## About this task
Write out every line below that includes the word "frita".

## Given records
____
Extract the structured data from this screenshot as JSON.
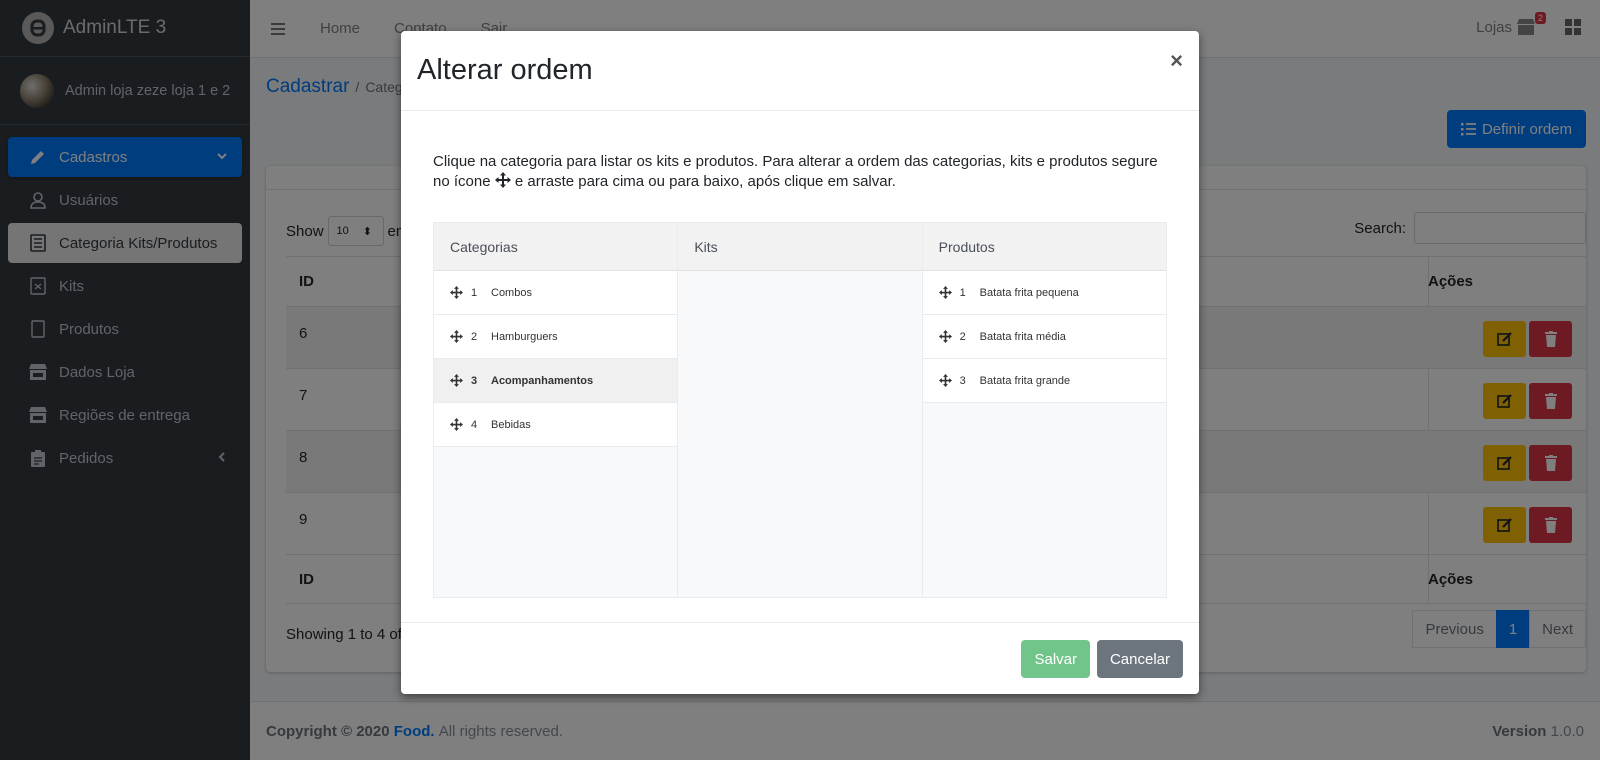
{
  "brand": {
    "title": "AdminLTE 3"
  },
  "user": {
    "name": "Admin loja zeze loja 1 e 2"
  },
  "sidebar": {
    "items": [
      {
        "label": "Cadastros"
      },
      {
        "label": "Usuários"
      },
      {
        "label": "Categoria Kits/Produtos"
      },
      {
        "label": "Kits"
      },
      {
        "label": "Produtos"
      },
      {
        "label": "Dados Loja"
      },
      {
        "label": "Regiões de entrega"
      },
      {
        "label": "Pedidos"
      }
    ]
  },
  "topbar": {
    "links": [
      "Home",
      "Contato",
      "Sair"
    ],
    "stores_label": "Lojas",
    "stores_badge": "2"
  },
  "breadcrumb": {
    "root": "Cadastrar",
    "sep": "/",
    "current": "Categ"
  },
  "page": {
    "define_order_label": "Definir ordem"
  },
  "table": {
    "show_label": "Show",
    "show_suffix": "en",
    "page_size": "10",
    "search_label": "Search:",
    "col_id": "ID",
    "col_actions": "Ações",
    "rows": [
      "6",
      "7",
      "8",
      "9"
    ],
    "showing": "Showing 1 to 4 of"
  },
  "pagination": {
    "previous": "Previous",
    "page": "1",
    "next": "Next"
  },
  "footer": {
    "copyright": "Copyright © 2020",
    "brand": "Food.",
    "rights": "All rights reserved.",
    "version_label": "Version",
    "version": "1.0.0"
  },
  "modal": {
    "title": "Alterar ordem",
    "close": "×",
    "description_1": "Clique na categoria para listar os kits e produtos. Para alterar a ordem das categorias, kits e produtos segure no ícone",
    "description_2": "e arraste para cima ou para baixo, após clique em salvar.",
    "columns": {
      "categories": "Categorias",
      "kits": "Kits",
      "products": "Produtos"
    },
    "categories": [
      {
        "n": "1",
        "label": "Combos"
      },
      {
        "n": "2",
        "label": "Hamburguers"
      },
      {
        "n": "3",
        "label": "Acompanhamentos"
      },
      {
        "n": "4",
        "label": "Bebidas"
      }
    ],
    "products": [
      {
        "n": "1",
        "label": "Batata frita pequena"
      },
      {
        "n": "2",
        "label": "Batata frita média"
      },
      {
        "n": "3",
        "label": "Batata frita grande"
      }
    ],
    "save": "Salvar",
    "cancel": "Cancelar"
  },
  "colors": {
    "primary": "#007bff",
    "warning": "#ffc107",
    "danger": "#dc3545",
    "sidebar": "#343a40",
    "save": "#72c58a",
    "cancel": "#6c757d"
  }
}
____
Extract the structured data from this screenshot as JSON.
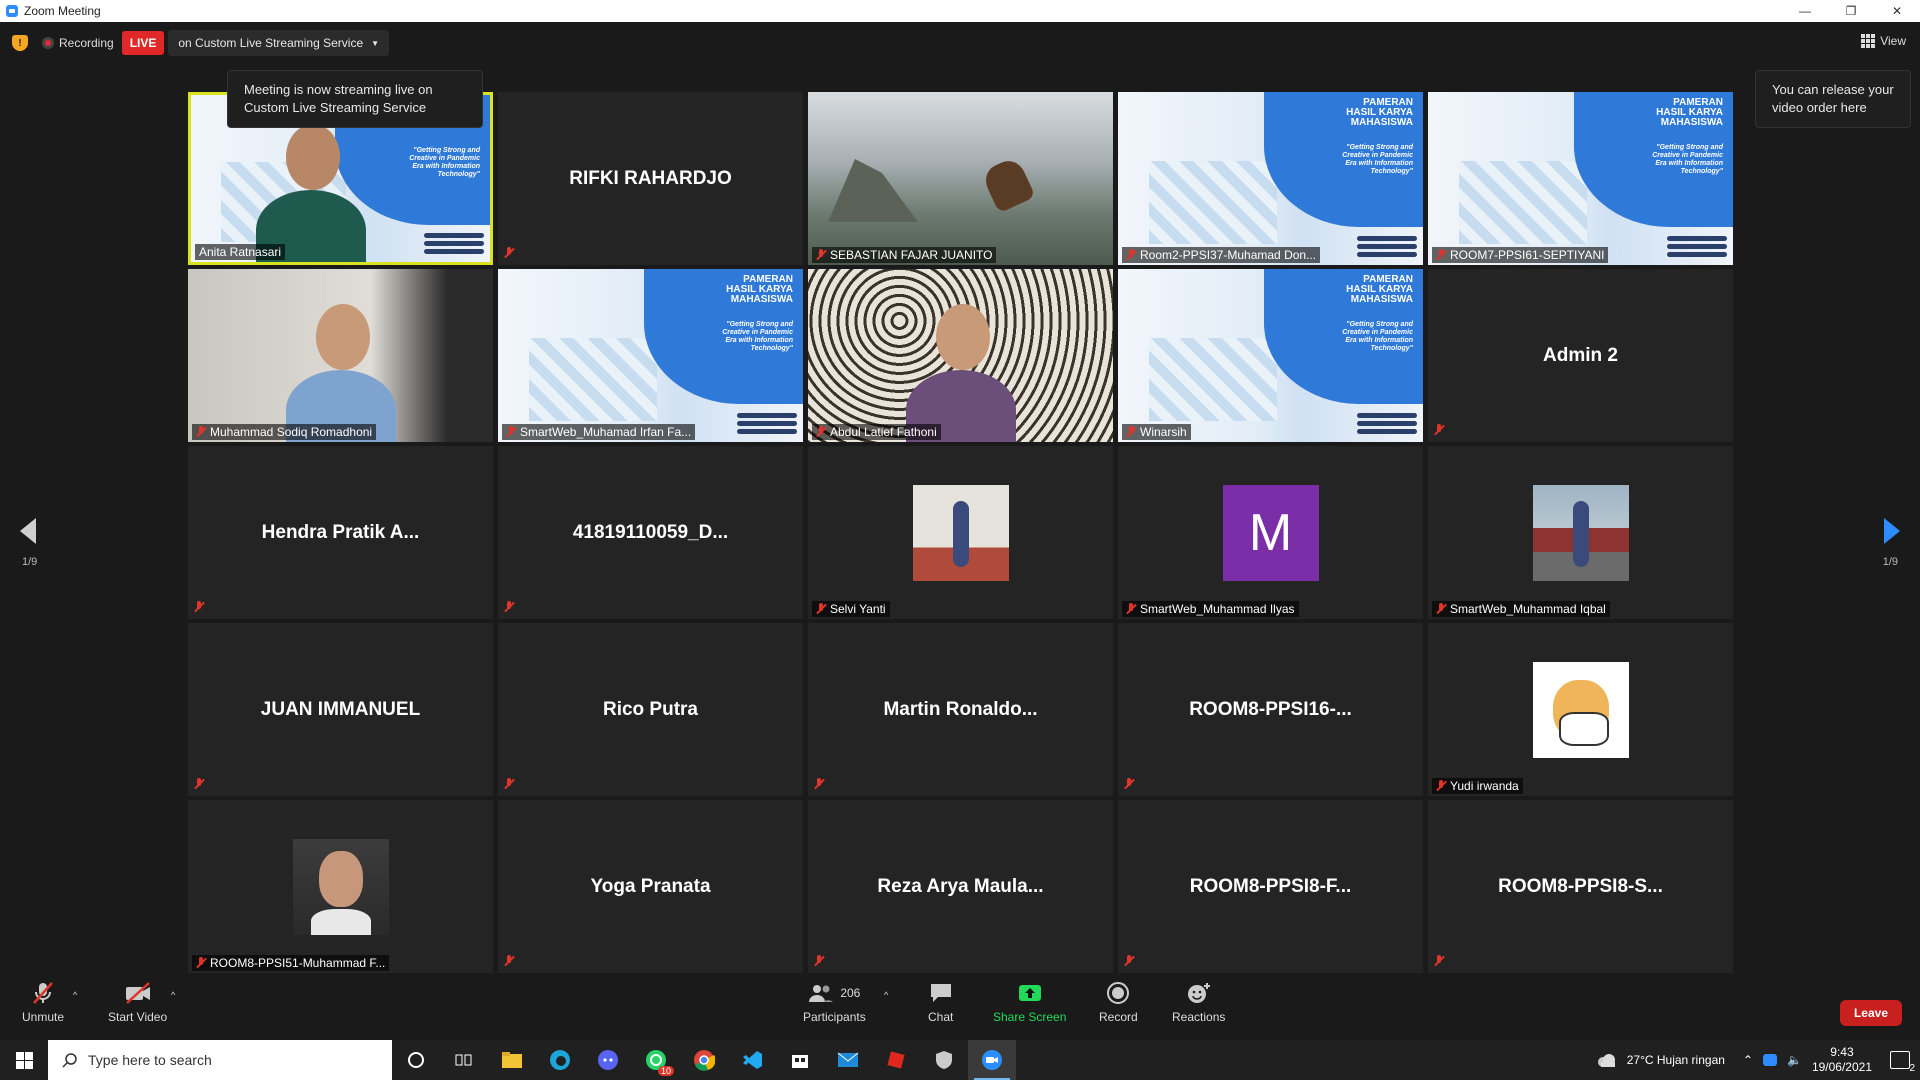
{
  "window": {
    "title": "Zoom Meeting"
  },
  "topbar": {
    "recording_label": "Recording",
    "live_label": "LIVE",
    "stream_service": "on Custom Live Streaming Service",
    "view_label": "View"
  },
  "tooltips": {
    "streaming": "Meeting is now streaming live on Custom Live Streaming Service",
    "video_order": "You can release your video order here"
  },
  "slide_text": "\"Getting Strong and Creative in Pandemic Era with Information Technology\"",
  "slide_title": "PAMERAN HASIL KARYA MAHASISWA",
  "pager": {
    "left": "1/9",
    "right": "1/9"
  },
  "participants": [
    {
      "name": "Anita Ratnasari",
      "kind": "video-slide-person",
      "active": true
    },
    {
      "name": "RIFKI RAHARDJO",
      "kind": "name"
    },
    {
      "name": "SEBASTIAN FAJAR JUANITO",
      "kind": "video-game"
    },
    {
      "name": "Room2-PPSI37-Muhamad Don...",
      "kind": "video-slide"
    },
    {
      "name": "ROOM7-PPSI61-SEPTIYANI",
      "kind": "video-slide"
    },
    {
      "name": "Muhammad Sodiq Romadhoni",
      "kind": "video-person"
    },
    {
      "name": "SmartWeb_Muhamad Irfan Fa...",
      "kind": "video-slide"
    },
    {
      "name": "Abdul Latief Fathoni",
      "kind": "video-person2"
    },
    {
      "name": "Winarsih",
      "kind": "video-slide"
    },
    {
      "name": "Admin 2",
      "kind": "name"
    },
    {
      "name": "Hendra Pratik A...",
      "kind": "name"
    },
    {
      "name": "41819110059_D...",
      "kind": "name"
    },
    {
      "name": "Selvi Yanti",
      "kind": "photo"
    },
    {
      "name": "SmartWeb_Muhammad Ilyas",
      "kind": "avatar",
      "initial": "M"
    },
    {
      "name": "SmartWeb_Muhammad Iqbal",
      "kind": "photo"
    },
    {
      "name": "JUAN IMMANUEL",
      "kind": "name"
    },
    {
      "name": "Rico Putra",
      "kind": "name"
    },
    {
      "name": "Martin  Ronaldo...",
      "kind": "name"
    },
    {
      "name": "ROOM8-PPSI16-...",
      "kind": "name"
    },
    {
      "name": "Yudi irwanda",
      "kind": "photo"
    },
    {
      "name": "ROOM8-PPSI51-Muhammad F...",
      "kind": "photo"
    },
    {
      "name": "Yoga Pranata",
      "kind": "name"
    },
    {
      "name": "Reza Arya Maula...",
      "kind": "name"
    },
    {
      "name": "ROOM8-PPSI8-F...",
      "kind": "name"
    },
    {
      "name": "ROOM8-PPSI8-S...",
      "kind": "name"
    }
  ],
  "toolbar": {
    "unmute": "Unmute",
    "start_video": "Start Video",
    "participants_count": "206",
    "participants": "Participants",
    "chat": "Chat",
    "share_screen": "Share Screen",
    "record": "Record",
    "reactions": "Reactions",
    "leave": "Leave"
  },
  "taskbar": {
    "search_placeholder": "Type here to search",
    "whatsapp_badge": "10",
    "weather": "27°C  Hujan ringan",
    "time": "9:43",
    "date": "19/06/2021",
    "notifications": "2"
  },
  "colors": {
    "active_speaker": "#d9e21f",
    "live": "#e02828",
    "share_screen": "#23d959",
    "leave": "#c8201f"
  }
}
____
## Exercise result
        "label": "Batata frita pequena"
        "label": "Batata frita média"
        "label": "Batata frita grande"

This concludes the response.